|Leica DMI6000 B Microscope||Leica|
|Leica 10X/0.3NA objective||Leica||11506289|
|Hamamatsu ORCA Flash 4.0 Camera||Hamamatsu||C11440-22CU|
|MATLAB with image processing tool box||Mathworks|
|ODELAY Microscope Control (MATLAB scripts and GUI)||www.aitchisonlab.com\ODELAY for Matlab scripts and software|
|ODELAY Microscope Chamber||www.aitchisonlab.com\ODELAY for Mechanincal Drawings|
|ODELAY Agar Molds||www.aitchisonlab.com\ODELAY for mold drawings|
- Zwietering, M. H., Jongenburger, I., Rombouts, F. M., van't Riet, K. Modeling of the bacterial growth curve. Appl Environ Microbiol. 56, (6), 1875-1881 (1990).
- Sellick, C. A., Campbell, R. N., Reece, R. J. Galactose metabolism in yeast-structure and regulation of the leloir pathway enzymes and the genes encoding them. Int Rev Cell Mol Biol. 269, 111-150 (2008).
- Yoshikawa, K., et al. Comprehensive phenotypic analysis for identification of genes affecting growth under ethanol stress in Saccharomyces cerevisiae. FEMS Yeast Res. 9, (1), 32-44 (2009).
- Bryan, A. K., Goranov, A., Amon, A., Manalis, S. R. Measurement of mass, density, and volume during the cell cycle of yeast. Proc Natl Acad Sci U S A. 107, (3), 999-1004 (2010).
- Baryshnikova, A., et al. Quantitative analysis of fitness and genetic interactions in yeast on a genome scale. Nat Methods. 7, (12), 1017-1024 (2010).
- Costanzo, M., et al. The genetic landscape of a cell. Science. 327, (5964), 425-431 (2010).

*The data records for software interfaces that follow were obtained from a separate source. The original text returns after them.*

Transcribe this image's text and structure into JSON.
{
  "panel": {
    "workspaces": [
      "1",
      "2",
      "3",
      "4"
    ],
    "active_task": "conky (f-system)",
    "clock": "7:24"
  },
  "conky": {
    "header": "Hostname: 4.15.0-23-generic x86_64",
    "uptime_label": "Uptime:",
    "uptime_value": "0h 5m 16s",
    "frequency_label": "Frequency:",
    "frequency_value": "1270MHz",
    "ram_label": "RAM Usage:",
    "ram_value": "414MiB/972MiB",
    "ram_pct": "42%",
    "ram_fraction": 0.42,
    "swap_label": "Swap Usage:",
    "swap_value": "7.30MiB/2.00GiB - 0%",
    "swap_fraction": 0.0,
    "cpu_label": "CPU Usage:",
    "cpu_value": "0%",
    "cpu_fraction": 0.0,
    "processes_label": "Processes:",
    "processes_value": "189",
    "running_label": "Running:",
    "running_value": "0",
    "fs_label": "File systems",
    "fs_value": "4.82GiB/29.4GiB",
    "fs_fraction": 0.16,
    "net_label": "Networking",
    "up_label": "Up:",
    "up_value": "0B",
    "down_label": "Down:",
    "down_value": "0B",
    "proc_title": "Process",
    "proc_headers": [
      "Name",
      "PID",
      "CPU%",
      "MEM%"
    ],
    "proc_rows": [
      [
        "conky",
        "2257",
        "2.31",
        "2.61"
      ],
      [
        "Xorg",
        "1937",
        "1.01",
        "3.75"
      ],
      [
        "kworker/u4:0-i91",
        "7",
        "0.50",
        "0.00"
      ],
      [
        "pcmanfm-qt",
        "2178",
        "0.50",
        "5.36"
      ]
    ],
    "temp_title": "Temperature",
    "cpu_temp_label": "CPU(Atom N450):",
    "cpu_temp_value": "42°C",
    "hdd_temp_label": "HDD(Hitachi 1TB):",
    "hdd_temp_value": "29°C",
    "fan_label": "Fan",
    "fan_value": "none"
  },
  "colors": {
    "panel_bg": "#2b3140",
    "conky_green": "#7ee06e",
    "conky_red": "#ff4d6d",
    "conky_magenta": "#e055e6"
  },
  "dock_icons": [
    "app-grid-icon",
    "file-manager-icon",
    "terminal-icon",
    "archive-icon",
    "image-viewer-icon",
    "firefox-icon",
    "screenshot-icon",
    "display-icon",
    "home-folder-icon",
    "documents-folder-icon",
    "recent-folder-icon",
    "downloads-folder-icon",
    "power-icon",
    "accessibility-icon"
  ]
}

- Collins, S. R., et al. Functional dissection of protein complexes involved in yeast chromosome biology using a genetic interaction map. Nature. 446, (7137), 806-810 (2007).
- Zackrisson, M., et al. Scan-o-matic: High-Resolution Microbial Phenomics at a Massive Scale. G3 (Bethesda). 6, (9), 3003-3014 (2016).
- Bean, G. J., Jaeger, P. A., Bahr, S., Ideker, T. Development of ultra-high-density screening tools for microbial 'omics'. PloS One. 9, (1), e85177 (2014).
- Levy, S. F., Ziv, N., Siegal, M. L. Bet hedging in yeast by heterogeneous, age-correlated expression of a stress protectant. PLoS Biol. 10, (5), e1001325 (2012).
- Herricks, T., et al. One-Cell Doubling Evaluation by Living Arrays of Yeast. ODELAY! G3 (Bethesda). 7, (1), 279-288 (2017).
- Mast, F. D., Ratushny, A. V., Aitchison, J. D. Systems cell biology. J Cell Biol. 206, (6), 695-706 (2014).
- Edelstein, A. D., et al. Advanced methods of microscope control using µManager software. J Biol Methods. 1, (2), e10 (2014).